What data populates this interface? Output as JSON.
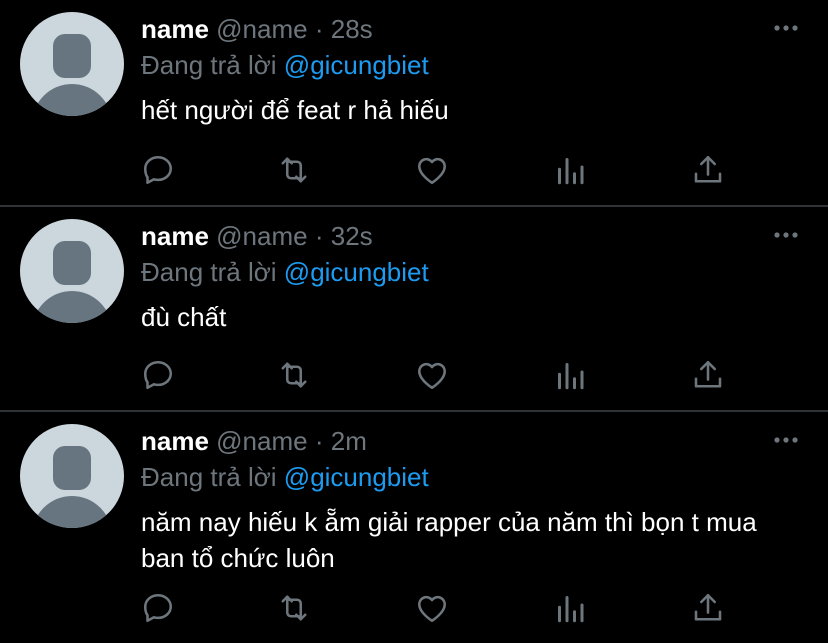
{
  "colors": {
    "background": "#000000",
    "divider": "#2f3336",
    "secondary_text": "#6e767d",
    "mention": "#1d9bf0",
    "avatar_bg": "#ccd6dd",
    "avatar_fg": "#66757f"
  },
  "reply_prefix": "Đang trả lời",
  "icons": {
    "more": "more-horizontal-icon",
    "reply": "reply-icon",
    "retweet": "retweet-icon",
    "like": "like-heart-icon",
    "stats": "analytics-icon",
    "share": "share-icon"
  },
  "tweets": [
    {
      "name": "name",
      "handle": "@name",
      "separator": "·",
      "time": "28s",
      "reply_to": "@gicungbiet",
      "text": "hết người để feat r hả hiếu"
    },
    {
      "name": "name",
      "handle": "@name",
      "separator": "·",
      "time": "32s",
      "reply_to": "@gicungbiet",
      "text": "đù chất"
    },
    {
      "name": "name",
      "handle": "@name",
      "separator": "·",
      "time": "2m",
      "reply_to": "@gicungbiet",
      "text": "năm nay hiếu k ẵm giải rapper của năm thì bọn t mua ban tổ chức luôn"
    }
  ]
}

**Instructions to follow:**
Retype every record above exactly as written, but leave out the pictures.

**Solution to this exercise:**
What data populates this interface? Output as JSON.
{
  "colors": {
    "background": "#000000",
    "divider": "#2f3336",
    "secondary_text": "#6e767d",
    "mention": "#1d9bf0",
    "avatar_bg": "#ccd6dd",
    "avatar_fg": "#66757f"
  },
  "reply_prefix": "Đang trả lời",
  "icons": {
    "more": "more-horizontal-icon",
    "reply": "reply-icon",
    "retweet": "retweet-icon",
    "like": "like-heart-icon",
    "stats": "analytics-icon",
    "share": "share-icon"
  },
  "tweets": [
    {
      "name": "name",
      "handle": "@name",
      "separator": "·",
      "time": "28s",
      "reply_to": "@gicungbiet",
      "text": "hết người để feat r hả hiếu"
    },
    {
      "name": "name",
      "handle": "@name",
      "separator": "·",
      "time": "32s",
      "reply_to": "@gicungbiet",
      "text": "đù chất"
    },
    {
      "name": "name",
      "handle": "@name",
      "separator": "·",
      "time": "2m",
      "reply_to": "@gicungbiet",
      "text": "năm nay hiếu k ẵm giải rapper của năm thì bọn t mua ban tổ chức luôn"
    }
  ]
}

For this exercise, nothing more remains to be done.